- Opening Delimiter -

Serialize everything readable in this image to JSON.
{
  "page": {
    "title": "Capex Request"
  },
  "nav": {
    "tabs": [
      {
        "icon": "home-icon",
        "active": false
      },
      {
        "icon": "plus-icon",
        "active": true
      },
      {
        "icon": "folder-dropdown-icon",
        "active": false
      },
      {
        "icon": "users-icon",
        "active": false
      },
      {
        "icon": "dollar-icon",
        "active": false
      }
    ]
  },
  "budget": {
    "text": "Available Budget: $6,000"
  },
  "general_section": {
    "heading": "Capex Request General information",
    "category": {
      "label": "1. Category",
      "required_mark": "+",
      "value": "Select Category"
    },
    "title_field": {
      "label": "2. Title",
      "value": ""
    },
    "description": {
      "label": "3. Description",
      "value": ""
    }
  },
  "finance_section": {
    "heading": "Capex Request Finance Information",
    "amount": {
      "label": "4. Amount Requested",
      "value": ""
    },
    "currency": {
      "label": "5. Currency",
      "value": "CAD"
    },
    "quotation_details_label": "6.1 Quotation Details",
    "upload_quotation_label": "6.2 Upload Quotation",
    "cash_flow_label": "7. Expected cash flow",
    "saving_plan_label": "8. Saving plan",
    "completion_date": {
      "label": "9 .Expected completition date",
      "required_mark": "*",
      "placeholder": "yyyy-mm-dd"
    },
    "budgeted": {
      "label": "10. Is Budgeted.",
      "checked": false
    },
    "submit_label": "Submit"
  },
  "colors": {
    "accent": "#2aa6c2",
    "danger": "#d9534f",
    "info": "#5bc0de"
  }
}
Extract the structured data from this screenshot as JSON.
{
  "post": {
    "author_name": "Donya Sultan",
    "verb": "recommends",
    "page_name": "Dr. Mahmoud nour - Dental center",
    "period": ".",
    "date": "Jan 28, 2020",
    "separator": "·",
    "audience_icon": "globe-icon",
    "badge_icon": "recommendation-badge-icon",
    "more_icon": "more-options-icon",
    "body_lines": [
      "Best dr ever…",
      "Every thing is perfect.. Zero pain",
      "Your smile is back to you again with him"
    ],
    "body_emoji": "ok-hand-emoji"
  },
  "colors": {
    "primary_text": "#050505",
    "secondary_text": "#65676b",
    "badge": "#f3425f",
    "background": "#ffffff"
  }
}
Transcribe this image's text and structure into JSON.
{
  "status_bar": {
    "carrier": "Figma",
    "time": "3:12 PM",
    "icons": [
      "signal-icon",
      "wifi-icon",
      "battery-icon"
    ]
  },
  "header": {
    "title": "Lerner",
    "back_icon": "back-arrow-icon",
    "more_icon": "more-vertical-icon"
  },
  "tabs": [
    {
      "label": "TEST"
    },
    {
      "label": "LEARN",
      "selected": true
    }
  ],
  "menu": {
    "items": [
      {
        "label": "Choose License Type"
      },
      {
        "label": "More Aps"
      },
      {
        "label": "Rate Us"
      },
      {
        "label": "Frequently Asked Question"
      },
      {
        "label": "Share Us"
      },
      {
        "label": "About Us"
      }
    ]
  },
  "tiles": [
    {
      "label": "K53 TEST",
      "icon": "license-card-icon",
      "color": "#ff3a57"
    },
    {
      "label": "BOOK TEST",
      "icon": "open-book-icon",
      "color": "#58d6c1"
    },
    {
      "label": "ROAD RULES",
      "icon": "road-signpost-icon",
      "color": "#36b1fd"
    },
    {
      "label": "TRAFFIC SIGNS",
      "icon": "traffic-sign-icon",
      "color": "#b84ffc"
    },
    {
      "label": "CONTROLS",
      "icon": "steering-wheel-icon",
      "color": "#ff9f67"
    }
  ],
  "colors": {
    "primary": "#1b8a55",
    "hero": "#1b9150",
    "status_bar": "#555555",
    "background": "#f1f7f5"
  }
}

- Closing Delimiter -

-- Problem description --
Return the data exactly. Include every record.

-- Written solution --
Serialize everything readable in this image to JSON.
{
  "page": {
    "title": "Capex Request"
  },
  "nav": {
    "tabs": [
      {
        "icon": "home-icon",
        "active": false
      },
      {
        "icon": "plus-icon",
        "active": true
      },
      {
        "icon": "folder-dropdown-icon",
        "active": false
      },
      {
        "icon": "users-icon",
        "active": false
      },
      {
        "icon": "dollar-icon",
        "active": false
      }
    ]
  },
  "budget": {
    "text": "Available Budget: $6,000"
  },
  "general_section": {
    "heading": "Capex Request General information",
    "category": {
      "label": "1. Category",
      "required_mark": "+",
      "value": "Select Category"
    },
    "title_field": {
      "label": "2. Title",
      "value": ""
    },
    "description": {
      "label": "3. Description",
      "value": ""
    }
  },
  "finance_section": {
    "heading": "Capex Request Finance Information",
    "amount": {
      "label": "4. Amount Requested",
      "value": ""
    },
    "currency": {
      "label": "5. Currency",
      "value": "CAD"
    },
    "quotation_details_label": "6.1 Quotation Details",
    "upload_quotation_label": "6.2 Upload Quotation",
    "cash_flow_label": "7. Expected cash flow",
    "saving_plan_label": "8. Saving plan",
    "completion_date": {
      "label": "9 .Expected completition date",
      "required_mark": "*",
      "placeholder": "yyyy-mm-dd"
    },
    "budgeted": {
      "label": "10. Is Budgeted.",
      "checked": false
    },
    "submit_label": "Submit"
  },
  "colors": {
    "accent": "#2aa6c2",
    "danger": "#d9534f",
    "info": "#5bc0de"
  }
}
Extract the structured data from this screenshot as JSON.
{
  "post": {
    "author_name": "Donya Sultan",
    "verb": "recommends",
    "page_name": "Dr. Mahmoud nour - Dental center",
    "period": ".",
    "date": "Jan 28, 2020",
    "separator": "·",
    "audience_icon": "globe-icon",
    "badge_icon": "recommendation-badge-icon",
    "more_icon": "more-options-icon",
    "body_lines": [
      "Best dr ever…",
      "Every thing is perfect.. Zero pain",
      "Your smile is back to you again with him"
    ],
    "body_emoji": "ok-hand-emoji"
  },
  "colors": {
    "primary_text": "#050505",
    "secondary_text": "#65676b",
    "badge": "#f3425f",
    "background": "#ffffff"
  }
}
Transcribe this image's text and structure into JSON.
{
  "status_bar": {
    "carrier": "Figma",
    "time": "3:12 PM",
    "icons": [
      "signal-icon",
      "wifi-icon",
      "battery-icon"
    ]
  },
  "header": {
    "title": "Lerner",
    "back_icon": "back-arrow-icon",
    "more_icon": "more-vertical-icon"
  },
  "tabs": [
    {
      "label": "TEST"
    },
    {
      "label": "LEARN",
      "selected": true
    }
  ],
  "menu": {
    "items": [
      {
        "label": "Choose License Type"
      },
      {
        "label": "More Aps"
      },
      {
        "label": "Rate Us"
      },
      {
        "label": "Frequently Asked Question"
      },
      {
        "label": "Share Us"
      },
      {
        "label": "About Us"
      }
    ]
  },
  "tiles": [
    {
      "label": "K53 TEST",
      "icon": "license-card-icon",
      "color": "#ff3a57"
    },
    {
      "label": "BOOK TEST",
      "icon": "open-book-icon",
      "color": "#58d6c1"
    },
    {
      "label": "ROAD RULES",
      "icon": "road-signpost-icon",
      "color": "#36b1fd"
    },
    {
      "label": "TRAFFIC SIGNS",
      "icon": "traffic-sign-icon",
      "color": "#b84ffc"
    },
    {
      "label": "CONTROLS",
      "icon": "steering-wheel-icon",
      "color": "#ff9f67"
    }
  ],
  "colors": {
    "primary": "#1b8a55",
    "hero": "#1b9150",
    "status_bar": "#555555",
    "background": "#f1f7f5"
  }
}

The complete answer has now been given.